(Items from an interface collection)
[Start of section]
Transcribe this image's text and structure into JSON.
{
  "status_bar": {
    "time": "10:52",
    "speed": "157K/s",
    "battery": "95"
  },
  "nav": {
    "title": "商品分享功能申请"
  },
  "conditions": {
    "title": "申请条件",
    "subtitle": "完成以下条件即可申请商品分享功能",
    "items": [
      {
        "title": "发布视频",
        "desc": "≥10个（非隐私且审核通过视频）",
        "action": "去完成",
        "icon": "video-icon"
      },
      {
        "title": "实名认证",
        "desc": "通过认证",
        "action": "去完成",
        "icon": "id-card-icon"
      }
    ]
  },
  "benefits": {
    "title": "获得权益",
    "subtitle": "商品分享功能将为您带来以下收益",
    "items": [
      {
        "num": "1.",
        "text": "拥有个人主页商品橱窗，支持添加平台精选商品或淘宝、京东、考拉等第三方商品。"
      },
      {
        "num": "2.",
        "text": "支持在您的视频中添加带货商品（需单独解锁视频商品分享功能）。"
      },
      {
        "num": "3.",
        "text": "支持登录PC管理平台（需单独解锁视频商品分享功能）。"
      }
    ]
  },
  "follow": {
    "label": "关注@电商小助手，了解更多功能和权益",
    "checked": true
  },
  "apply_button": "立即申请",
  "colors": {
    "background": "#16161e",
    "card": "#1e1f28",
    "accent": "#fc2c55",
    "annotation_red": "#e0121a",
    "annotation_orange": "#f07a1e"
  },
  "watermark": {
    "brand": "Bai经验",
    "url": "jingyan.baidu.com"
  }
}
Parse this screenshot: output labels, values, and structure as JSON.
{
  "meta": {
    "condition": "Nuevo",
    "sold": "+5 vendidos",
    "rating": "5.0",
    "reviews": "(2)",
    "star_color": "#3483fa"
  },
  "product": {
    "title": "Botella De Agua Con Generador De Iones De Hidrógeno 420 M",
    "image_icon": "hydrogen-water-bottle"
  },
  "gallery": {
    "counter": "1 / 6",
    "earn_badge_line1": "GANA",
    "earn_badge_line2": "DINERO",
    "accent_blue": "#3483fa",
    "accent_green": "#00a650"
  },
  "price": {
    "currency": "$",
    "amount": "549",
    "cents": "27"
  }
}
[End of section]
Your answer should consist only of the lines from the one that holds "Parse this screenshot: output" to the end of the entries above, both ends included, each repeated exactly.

Parse this screenshot: output labels, values, and structure as JSON.
{
  "meta": {
    "condition": "Nuevo",
    "sold": "+5 vendidos",
    "rating": "5.0",
    "reviews": "(2)",
    "star_color": "#3483fa"
  },
  "product": {
    "title": "Botella De Agua Con Generador De Iones De Hidrógeno 420 M",
    "image_icon": "hydrogen-water-bottle"
  },
  "gallery": {
    "counter": "1 / 6",
    "earn_badge_line1": "GANA",
    "earn_badge_line2": "DINERO",
    "accent_blue": "#3483fa",
    "accent_green": "#00a650"
  },
  "price": {
    "currency": "$",
    "amount": "549",
    "cents": "27"
  }
}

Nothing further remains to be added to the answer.